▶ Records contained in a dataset
--*--

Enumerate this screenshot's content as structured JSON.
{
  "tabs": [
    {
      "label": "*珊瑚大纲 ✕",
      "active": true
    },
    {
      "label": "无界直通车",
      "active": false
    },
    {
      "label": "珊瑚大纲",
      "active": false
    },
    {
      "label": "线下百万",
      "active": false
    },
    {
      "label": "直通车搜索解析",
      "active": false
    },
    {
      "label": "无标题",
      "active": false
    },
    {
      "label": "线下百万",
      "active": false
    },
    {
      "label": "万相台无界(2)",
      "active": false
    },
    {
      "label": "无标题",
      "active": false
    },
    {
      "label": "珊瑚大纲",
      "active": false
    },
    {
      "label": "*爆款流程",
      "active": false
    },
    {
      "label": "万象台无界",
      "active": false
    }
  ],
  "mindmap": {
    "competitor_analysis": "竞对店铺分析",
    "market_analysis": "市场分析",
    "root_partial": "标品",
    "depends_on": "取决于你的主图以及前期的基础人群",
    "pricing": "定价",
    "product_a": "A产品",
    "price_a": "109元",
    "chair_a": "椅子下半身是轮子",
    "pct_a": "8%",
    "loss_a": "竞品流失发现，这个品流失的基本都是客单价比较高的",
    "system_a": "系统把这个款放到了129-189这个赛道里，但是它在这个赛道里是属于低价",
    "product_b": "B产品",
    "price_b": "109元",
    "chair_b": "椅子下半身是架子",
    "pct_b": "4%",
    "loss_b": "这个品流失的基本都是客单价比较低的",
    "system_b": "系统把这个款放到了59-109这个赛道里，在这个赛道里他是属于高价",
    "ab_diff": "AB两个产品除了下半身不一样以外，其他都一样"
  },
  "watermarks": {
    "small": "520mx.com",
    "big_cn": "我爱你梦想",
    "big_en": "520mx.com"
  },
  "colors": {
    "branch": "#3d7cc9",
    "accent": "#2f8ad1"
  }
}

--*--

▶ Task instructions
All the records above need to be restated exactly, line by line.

▶ Solution for this problem
Enumerate this screenshot's content as structured JSON.
{
  "tabs": [
    {
      "label": "*珊瑚大纲 ✕",
      "active": true
    },
    {
      "label": "无界直通车",
      "active": false
    },
    {
      "label": "珊瑚大纲",
      "active": false
    },
    {
      "label": "线下百万",
      "active": false
    },
    {
      "label": "直通车搜索解析",
      "active": false
    },
    {
      "label": "无标题",
      "active": false
    },
    {
      "label": "线下百万",
      "active": false
    },
    {
      "label": "万相台无界(2)",
      "active": false
    },
    {
      "label": "无标题",
      "active": false
    },
    {
      "label": "珊瑚大纲",
      "active": false
    },
    {
      "label": "*爆款流程",
      "active": false
    },
    {
      "label": "万象台无界",
      "active": false
    }
  ],
  "mindmap": {
    "competitor_analysis": "竞对店铺分析",
    "market_analysis": "市场分析",
    "root_partial": "标品",
    "depends_on": "取决于你的主图以及前期的基础人群",
    "pricing": "定价",
    "product_a": "A产品",
    "price_a": "109元",
    "chair_a": "椅子下半身是轮子",
    "pct_a": "8%",
    "loss_a": "竞品流失发现，这个品流失的基本都是客单价比较高的",
    "system_a": "系统把这个款放到了129-189这个赛道里，但是它在这个赛道里是属于低价",
    "product_b": "B产品",
    "price_b": "109元",
    "chair_b": "椅子下半身是架子",
    "pct_b": "4%",
    "loss_b": "这个品流失的基本都是客单价比较低的",
    "system_b": "系统把这个款放到了59-109这个赛道里，在这个赛道里他是属于高价",
    "ab_diff": "AB两个产品除了下半身不一样以外，其他都一样"
  },
  "watermarks": {
    "small": "520mx.com",
    "big_cn": "我爱你梦想",
    "big_en": "520mx.com"
  },
  "colors": {
    "branch": "#3d7cc9",
    "accent": "#2f8ad1"
  }
}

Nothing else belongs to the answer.